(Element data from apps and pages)
====

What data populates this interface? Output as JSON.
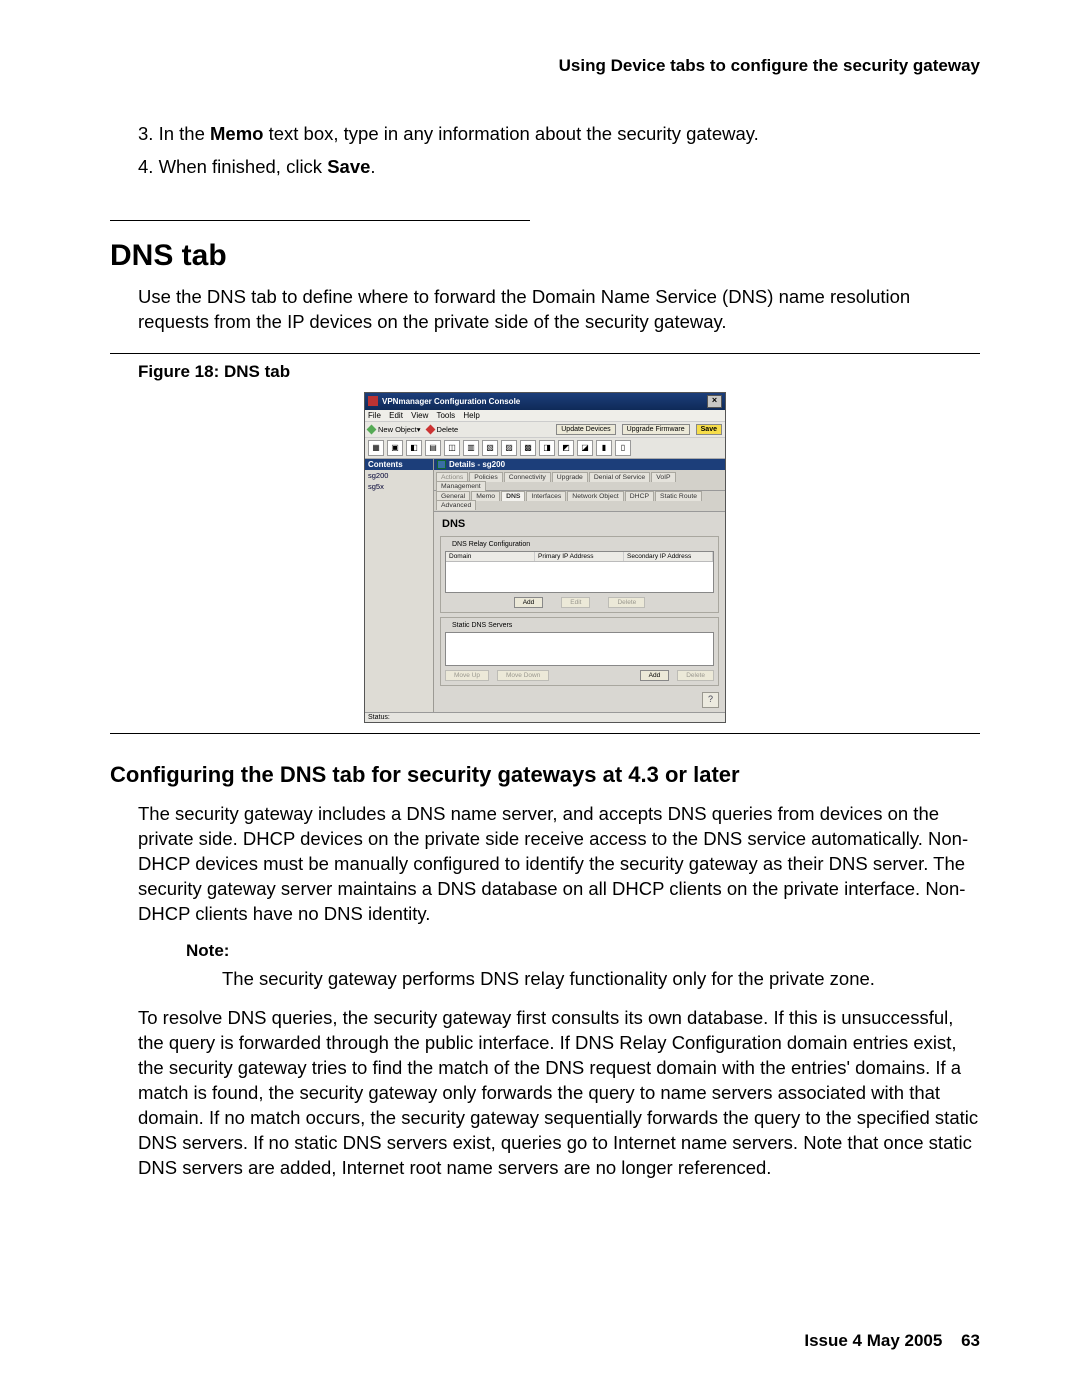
{
  "header": "Using Device tabs to configure the security gateway",
  "steps": {
    "s3_pre": "3. In the ",
    "s3_bold": "Memo",
    "s3_post": " text box, type in any information about the security gateway.",
    "s4_pre": "4. When finished, click ",
    "s4_bold": "Save",
    "s4_post": "."
  },
  "section_title": "DNS tab",
  "intro_text": "Use the DNS tab to define where to forward the Domain Name Service (DNS) name resolution requests from the IP devices on the private side of the security gateway.",
  "figure_caption": "Figure 18: DNS tab",
  "app": {
    "title": "VPNmanager Configuration Console",
    "close_glyph": "×",
    "menus": [
      "File",
      "Edit",
      "View",
      "Tools",
      "Help"
    ],
    "new_object": "New Object",
    "delete": "Delete",
    "update_devices": "Update Devices",
    "upgrade_firmware": "Upgrade Firmware",
    "save": "Save",
    "sidebar_head": "Contents",
    "sidebar_items": [
      "sg200",
      "sg5x"
    ],
    "details_head": "Details - sg200",
    "tabs_row1": [
      "Actions",
      "Policies",
      "Connectivity",
      "Upgrade",
      "Denial of Service",
      "VoIP",
      "Management"
    ],
    "tabs_row2": [
      "General",
      "Memo",
      "DNS",
      "Interfaces",
      "Network Object",
      "DHCP",
      "Static Route",
      "Advanced"
    ],
    "active_tab": "DNS",
    "dns_title": "DNS",
    "fs1_legend": "DNS Relay Configuration",
    "fs1_cols": [
      "Domain",
      "Primary IP Address",
      "Secondary IP Address"
    ],
    "fs1_buttons": {
      "add": "Add",
      "edit": "Edit",
      "delete": "Delete"
    },
    "fs2_legend": "Static DNS Servers",
    "fs2_buttons": {
      "moveup": "Move Up",
      "movedown": "Move Down",
      "add": "Add",
      "delete": "Delete"
    },
    "help_glyph": "?",
    "statusbar": "Status:"
  },
  "subsection_title": "Configuring the DNS tab for security gateways at 4.3 or later",
  "para1": "The security gateway includes a DNS name server, and accepts DNS queries from devices on the private side. DHCP devices on the private side receive access to the DNS service automatically. Non-DHCP devices must be manually configured to identify the security gateway as their DNS server. The security gateway server maintains a DNS database on all DHCP clients on the private interface. Non-DHCP clients have no DNS identity.",
  "note_label": "Note:",
  "note_body": "The security gateway performs DNS relay functionality only for the private zone.",
  "para2": "To resolve DNS queries, the security gateway first consults its own database. If this is unsuccessful, the query is forwarded through the public interface. If DNS Relay Configuration domain entries exist, the security gateway tries to find the match of the DNS request domain with the entries' domains. If a match is found, the security gateway only forwards the query to name servers associated with that domain. If no match occurs, the security gateway sequentially forwards the query to the specified static DNS servers. If no static DNS servers exist, queries go to Internet name servers. Note that once static DNS servers are added, Internet root name servers are no longer referenced.",
  "footer_issue": "Issue 4   May 2005",
  "footer_page": "63"
}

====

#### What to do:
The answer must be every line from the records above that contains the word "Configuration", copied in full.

#### Written answer:
    "title": "VPNmanager Configuration Console",
    "fs1_legend": "DNS Relay Configuration",
  "para2": "To resolve DNS queries, the security gateway first consults its own database. If this is unsuccessful, the query is forwarded through the public interface. If DNS Relay Configuration domain entries exist, the security gateway tries to find the match of the DNS request domain with the entries' domains. If a match is found, the security gateway only forwards the query to name servers associated with that domain. If no match occurs, the security gateway sequentially forwards the query to the specified static DNS servers. If no static DNS servers exist, queries go to Internet name servers. Note that once static DNS servers are added, Internet root name servers are no longer referenced.",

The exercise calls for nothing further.